The 42nd annual Auckland International Film Festival starts on July 8th, and although the line-up hasn’t been officially finalised just yet, some great entries have already been confirmed. An impressive restored print of the classic spaghetti western Once Upon a Time in the West will be on display in its full CinemaScope glory.
French-Canadian director Xavier Dolan’s directorial début J’ai tué ma mere is a semi-autobiographical look at a mother-son bond brought to fractious heights by the son’s sexuality. Dolan, who is openly gay, takes the lead role, and the film, while not without its faults—namely a knock-off Philip Glass score and some superfluous imitation-Wong Kar-wai slo-motion tracking shots—is a striking first feature. (Les Amours Imaginaires, Dolan’s privately-financed second film, screened at Cannes this month and looks to be every bit as enthralling, and even more colourful and vivacious than his first.)
American documentarian Frederick Wiseman takes a look backstage at the Paris Opera Ballet in La Danse, and there’s a streak of gangster pictures:
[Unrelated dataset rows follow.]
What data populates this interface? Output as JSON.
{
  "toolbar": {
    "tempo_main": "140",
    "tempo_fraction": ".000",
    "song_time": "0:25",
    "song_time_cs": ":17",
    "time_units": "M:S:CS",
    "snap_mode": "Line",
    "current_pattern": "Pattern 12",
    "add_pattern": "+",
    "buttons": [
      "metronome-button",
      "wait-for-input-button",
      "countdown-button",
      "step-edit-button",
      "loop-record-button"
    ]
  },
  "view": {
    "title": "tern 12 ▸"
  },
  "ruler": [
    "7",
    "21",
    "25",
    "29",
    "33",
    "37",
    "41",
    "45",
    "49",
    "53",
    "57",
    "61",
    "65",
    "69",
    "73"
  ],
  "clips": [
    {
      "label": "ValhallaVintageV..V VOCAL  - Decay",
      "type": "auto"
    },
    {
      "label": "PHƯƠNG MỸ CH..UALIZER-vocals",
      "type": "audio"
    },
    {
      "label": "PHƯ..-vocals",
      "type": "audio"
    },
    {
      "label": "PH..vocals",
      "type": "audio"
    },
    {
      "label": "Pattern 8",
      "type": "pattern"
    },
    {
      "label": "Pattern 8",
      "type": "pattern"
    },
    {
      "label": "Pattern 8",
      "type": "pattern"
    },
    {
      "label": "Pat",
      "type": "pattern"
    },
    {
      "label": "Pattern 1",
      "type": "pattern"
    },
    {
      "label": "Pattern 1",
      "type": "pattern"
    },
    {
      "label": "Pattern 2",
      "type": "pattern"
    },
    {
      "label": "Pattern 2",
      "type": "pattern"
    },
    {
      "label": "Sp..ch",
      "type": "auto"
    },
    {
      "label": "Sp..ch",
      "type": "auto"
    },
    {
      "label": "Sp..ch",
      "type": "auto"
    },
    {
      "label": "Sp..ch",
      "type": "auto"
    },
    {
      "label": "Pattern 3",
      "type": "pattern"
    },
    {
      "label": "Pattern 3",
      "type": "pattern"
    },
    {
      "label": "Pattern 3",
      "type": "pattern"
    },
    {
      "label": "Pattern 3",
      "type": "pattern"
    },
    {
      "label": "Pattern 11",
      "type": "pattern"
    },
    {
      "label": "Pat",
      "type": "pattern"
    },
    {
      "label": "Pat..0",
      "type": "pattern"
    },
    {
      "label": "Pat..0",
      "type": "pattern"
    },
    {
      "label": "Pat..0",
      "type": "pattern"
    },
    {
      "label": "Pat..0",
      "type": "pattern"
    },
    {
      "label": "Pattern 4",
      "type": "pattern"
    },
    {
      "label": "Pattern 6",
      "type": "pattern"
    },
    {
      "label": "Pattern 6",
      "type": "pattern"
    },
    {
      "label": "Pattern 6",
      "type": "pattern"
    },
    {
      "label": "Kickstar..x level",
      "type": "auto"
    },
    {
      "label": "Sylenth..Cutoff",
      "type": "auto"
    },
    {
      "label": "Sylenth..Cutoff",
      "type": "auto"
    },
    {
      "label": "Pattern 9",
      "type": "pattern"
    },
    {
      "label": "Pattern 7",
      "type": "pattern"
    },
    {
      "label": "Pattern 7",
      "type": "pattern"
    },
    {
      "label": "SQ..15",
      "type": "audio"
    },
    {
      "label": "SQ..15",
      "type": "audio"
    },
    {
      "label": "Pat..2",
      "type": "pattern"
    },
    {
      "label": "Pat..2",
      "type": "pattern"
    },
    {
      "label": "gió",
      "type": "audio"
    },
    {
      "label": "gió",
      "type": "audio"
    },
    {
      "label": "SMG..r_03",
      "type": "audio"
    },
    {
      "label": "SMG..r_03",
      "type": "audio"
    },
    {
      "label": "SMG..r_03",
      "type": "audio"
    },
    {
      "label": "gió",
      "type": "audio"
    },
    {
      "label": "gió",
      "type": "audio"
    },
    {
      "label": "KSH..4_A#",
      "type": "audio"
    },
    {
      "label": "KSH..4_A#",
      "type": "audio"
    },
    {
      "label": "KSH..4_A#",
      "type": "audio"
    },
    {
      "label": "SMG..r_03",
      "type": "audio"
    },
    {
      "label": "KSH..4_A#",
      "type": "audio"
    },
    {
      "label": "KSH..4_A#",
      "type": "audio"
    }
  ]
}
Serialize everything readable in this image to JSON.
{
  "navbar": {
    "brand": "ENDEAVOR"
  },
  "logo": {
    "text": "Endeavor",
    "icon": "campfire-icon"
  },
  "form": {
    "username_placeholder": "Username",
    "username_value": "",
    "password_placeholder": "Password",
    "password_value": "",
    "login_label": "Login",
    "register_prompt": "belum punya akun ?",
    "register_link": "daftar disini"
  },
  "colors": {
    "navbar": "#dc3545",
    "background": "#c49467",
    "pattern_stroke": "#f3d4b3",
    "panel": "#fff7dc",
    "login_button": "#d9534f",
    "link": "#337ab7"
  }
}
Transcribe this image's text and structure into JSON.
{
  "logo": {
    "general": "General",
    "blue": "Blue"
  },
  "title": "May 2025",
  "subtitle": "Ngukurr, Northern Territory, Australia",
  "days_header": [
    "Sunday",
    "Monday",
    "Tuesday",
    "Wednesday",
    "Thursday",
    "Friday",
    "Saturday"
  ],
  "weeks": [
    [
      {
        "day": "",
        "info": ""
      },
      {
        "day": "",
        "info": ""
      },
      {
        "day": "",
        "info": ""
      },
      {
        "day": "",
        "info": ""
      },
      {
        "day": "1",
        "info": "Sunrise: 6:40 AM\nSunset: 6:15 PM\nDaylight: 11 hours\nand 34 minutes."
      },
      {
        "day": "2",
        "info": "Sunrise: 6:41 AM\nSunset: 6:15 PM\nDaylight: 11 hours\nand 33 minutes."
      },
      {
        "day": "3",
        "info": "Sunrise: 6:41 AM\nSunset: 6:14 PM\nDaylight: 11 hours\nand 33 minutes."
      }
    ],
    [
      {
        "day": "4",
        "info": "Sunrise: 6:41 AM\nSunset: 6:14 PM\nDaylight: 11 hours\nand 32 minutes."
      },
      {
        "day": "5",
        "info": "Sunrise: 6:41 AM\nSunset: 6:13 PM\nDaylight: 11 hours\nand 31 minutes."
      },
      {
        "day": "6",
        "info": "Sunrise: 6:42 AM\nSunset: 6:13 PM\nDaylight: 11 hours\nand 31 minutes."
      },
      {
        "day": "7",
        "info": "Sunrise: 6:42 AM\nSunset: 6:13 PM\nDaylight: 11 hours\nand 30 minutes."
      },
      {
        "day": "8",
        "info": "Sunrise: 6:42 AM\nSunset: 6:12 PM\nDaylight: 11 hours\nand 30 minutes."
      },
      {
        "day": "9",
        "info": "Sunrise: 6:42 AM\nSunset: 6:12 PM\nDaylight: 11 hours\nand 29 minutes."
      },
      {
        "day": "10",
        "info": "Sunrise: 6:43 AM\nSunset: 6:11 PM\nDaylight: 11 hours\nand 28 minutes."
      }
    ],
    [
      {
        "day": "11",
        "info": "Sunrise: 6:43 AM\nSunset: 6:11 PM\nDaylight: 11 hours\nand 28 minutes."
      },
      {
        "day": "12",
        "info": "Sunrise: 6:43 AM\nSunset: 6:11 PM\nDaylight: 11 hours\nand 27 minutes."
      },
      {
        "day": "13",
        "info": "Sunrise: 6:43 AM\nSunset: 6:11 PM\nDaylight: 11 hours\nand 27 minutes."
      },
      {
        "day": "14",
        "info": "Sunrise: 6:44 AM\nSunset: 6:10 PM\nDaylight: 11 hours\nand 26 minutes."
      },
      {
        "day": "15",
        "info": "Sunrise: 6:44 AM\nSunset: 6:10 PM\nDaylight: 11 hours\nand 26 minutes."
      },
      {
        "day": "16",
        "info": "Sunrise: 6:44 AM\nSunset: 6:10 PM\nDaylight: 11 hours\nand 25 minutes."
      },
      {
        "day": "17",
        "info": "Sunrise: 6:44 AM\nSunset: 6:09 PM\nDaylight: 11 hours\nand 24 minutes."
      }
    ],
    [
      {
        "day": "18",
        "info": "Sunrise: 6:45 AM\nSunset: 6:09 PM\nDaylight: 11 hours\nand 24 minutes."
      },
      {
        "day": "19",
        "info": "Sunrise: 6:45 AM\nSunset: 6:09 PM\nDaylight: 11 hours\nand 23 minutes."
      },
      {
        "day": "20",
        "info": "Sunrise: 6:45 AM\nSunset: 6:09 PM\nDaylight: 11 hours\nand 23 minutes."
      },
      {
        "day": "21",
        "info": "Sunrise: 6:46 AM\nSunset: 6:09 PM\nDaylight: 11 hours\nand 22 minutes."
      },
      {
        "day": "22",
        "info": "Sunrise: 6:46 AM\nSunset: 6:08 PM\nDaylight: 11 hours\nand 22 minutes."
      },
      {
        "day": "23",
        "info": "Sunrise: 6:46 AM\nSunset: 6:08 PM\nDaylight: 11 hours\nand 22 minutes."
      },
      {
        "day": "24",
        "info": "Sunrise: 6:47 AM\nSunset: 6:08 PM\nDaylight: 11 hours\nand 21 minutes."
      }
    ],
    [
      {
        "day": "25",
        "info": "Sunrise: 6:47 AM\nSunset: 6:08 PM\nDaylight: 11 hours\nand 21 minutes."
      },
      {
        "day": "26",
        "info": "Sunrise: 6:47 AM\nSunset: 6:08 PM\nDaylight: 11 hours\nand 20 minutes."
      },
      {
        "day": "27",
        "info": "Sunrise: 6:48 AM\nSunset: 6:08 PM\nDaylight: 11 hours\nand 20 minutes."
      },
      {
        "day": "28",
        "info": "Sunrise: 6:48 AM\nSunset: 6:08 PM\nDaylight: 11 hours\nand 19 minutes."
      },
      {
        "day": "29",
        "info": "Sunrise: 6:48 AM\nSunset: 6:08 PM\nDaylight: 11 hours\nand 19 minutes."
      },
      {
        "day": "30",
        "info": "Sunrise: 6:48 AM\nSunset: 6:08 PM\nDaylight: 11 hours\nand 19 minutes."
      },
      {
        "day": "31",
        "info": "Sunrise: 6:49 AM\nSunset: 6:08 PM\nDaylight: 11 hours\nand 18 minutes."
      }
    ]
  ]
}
Jacques Audiard (De battre mon cœur s’est arrêté) returns with Un prophète, which won the Grand Prix at Cannes last year and was nominated for the Foreign Oscar—and there’s Animal Kingdom, which stars Guy Pearce and Joel Edgerton and was made by the Australian director David Michôd. The drama, which centers on a family of criminals, looks like an antidote of sorts to the retro-kitsch, trashy quality of things like Underbelly.
Trickery and sneakiness is afoot elsewhere too, with Exit Through the Gift Shop, “the world’s first street-art disaster movie,” lined up for what will surely be eager audiences. The documentary was supposedly directed by the notorious British artist Banksy, though since its première at Sundance, speculation has been rife as to the prankster’s level of involvement—with some arguing he had no part in the film whatsoever…
In the same vein, one-time hipster wünderkind Harmony Korine—who wrote the script for Larry Clark’s Kids at age 21—returns to form with Trash Humpers, which looks to be a brilliant, bizarre study of an absurd world of… well, people who hump garbage bins, as viewed—literally—through the amateurish cloudy lens of a bunch of old camcorders.
Another prodigal artist, the New York painter Jean-Michel Basquiat, who died at age 27 of a heroin overdose, is profiled in a documentary by Tamra Davis. Jean-Michel Basquiat: the Radiant Child is composed of interview footage shot by Davis—a music-video and TV director and a contemporary of Basquiat’s—in 1986, just two years before his death.
Secrets of the Tribe, by Brazilian director José Padilha, is a shocking exposé centred on the life and work of Napoleon Chagnon, the only cultural anthropologist to have ever been accused of genocide. In the 1960s and ’70s, Chagnon led a group of ethnographic expeditions that set out to live among and record data on the Ya̧nomamö Indians, an indigenous tribal group who have lived for thousands of years between what is now Venezuela and Brazil, in the heart of the Amazon.
With the filmmaker Timothy Asch, Chagnon made several influential film-studies of the various primitive Ya̧nomamö communities, a great many of whom had never before had contact with the outside world and so had social customs and behaviour that the researchers found fascinating, to say the least.
Throughout the film—which is largely composed of talking heads, archival footage, and excerpts from anthropological reels—accusations fly: that Chagnon and others instigated a measles epidemic in the Ya̧nomamö that may have lead to hundreds of deaths due to a lack of medicines, and that the epidemic was somehow designed to test the effects of radiation stress from the fallout of nuclear warheads; that Jacques Lizot—an anthropologist sent with the blessing of the late Claude Lévi-Strauss, one of the most highly-respected French academics and thinkers of the 20th Century—engaged in extensive acts of sexual abuse, including paedophilia, within the communities he was entrusted to study; and that Kenneth Good, an American academic, married a then 13-year-old Ya̧nomamö girl, had children by her and bought her back to the States as a grown woman in order to further his professional career. One of the most shocking, revelatory documentaries in the last ten years, this simply has to be seen to be believed.
Other documentaries lined up so far include two New Zealand-oriented ones: Briar March’s Te Henua e Noho (There Once Was an Island), about the encroachment of climate change and its effects on those living on the tiny island of Takuu in the South Pacific, and Clive Neeson’s Last Paradise, in which the director chronicles his three-decades-long passion of filming adventure sports around the country.